In recent months there has been an explosion about how ubiquitous technology is in everything we do. The frontier expands to nearly every activity in which we engage or participate. Search engines are getting smarter; customization of Web sites outpaces itself; voting can be done online, still with some glitches, but soon probably in ATM-like kiosks that may offer more widespread access than going to a polling booth; data mining; and the intersection of technology and power is a more central theme in corporate success and the spheres of politics than ever anticipated. Computer security remains a high priority as we still suffer from new viruses attacking our programs and communications. Library Hi-Tech News wants to explore these themes as they relate to library settings and impact on how library staff conducts their work.
This issue offers a variety of content on different technology applications. Conference reports from subject fields of art and collection development and instructional technology offer different insights about how new forms of technology are being applied in a range of settings to achieve quite different goals with diverse populations. Our reporters attended the Annual College Art Association meeting in Seattle; the Fiesole Collection Development Retreat hosted by the European University Institute in Florence, Italy; and the Annual Tech Ed Conference sponsored by the California Community College Foundation. What is abundantly clear is that technology is the conduit for most information transfer these days and is responsible for how we learn, retain, access, retrieve, refresh, manipulate, cite, recall and preserve information.
One of our features examines new products and platforms for learning and publishing. Heather Morrison explores how professional library and information science associations could do more leading by example to address how open access literature could benefit its memberships, constituencies and product output if it was more widely introduced. Our co-editor, Colby Riggs, updates us on new Web browser technologies to supplement the traditional Internet Explorer most of us are familiar with and depend on. You should find all these features a "good read".

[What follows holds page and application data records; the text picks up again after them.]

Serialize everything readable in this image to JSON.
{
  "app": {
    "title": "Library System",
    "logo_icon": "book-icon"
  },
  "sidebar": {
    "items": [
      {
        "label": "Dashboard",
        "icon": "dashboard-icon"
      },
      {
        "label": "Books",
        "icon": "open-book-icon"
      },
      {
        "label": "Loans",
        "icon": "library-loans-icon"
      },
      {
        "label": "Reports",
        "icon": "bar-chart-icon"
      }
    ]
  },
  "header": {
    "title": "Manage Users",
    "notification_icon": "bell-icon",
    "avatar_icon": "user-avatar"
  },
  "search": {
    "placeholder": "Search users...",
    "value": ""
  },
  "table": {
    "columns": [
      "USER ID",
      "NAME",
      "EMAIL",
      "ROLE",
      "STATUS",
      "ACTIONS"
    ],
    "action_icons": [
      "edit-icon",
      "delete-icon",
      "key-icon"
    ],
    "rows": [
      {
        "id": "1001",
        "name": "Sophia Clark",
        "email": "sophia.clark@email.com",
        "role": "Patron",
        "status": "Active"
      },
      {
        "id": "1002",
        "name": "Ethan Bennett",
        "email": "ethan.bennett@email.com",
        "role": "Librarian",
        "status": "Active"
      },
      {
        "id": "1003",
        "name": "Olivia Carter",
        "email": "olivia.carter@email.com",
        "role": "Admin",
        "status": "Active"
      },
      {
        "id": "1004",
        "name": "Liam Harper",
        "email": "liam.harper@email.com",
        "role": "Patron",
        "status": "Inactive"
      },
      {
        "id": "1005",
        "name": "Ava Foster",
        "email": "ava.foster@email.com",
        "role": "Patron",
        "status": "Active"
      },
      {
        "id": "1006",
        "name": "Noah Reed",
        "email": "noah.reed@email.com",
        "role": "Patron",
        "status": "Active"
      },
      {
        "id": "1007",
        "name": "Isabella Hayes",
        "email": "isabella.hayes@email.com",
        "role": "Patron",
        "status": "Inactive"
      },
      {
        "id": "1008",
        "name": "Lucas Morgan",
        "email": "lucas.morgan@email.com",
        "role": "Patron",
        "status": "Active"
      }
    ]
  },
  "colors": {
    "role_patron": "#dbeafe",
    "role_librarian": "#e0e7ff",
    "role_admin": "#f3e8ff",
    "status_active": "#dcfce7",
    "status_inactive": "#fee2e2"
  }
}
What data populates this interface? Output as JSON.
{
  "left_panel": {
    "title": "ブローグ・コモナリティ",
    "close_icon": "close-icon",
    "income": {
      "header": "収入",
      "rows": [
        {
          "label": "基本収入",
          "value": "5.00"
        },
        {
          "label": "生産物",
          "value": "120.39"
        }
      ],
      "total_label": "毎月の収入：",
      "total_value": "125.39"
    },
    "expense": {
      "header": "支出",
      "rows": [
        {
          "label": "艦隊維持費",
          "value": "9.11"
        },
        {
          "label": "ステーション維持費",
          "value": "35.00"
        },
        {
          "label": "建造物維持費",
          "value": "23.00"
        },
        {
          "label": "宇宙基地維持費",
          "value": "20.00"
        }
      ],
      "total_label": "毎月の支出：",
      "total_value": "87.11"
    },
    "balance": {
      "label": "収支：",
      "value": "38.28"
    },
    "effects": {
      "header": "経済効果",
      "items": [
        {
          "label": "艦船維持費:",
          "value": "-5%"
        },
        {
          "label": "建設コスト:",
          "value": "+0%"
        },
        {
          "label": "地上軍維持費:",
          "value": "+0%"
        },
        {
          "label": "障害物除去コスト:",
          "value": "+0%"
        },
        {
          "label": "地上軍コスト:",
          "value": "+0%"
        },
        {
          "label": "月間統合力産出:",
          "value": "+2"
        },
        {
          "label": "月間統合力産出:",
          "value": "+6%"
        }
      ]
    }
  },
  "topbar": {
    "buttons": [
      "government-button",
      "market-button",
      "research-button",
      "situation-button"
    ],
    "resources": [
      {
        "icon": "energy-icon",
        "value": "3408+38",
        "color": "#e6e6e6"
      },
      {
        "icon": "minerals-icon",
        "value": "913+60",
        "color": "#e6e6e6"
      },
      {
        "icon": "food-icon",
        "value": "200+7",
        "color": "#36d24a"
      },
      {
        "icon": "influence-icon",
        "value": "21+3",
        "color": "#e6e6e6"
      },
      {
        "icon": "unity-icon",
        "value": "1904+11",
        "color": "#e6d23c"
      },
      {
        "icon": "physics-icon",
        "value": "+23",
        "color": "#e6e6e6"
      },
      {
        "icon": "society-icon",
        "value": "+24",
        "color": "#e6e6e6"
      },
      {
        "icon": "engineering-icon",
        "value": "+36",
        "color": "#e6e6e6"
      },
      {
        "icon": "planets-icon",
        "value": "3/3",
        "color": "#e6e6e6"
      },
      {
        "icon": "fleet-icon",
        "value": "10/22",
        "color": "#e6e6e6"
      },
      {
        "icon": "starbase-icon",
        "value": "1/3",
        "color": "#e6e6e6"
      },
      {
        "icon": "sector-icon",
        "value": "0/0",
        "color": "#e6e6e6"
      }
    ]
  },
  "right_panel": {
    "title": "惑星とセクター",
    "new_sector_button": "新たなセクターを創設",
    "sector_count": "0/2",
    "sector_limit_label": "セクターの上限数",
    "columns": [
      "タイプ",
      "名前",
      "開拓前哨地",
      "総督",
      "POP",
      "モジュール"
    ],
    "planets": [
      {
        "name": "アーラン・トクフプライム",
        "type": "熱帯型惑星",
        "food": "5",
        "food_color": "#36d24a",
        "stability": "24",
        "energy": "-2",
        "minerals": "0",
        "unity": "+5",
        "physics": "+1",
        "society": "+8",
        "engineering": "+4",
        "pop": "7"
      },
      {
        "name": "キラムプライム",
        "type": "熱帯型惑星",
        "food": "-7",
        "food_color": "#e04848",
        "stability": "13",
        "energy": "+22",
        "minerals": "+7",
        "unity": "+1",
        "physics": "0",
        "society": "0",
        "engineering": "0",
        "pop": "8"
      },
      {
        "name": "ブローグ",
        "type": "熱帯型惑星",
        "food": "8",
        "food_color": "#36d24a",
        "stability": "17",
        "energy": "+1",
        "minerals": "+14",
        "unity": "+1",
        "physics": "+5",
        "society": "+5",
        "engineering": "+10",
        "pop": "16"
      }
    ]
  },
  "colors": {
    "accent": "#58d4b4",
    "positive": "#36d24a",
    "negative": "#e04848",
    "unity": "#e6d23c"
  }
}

Our standard columns give us a prism on what is happening in library technology, with a list of newly released publications in library and information technology. The industry recap is found in New & Noteworthy and the Diary will keep you apprised of what is happening around the world as far as conferences, meetings and symposia are scheduled. We always seek conference reporters and others to write up about events and experiences with the intersection of information technology and libraries.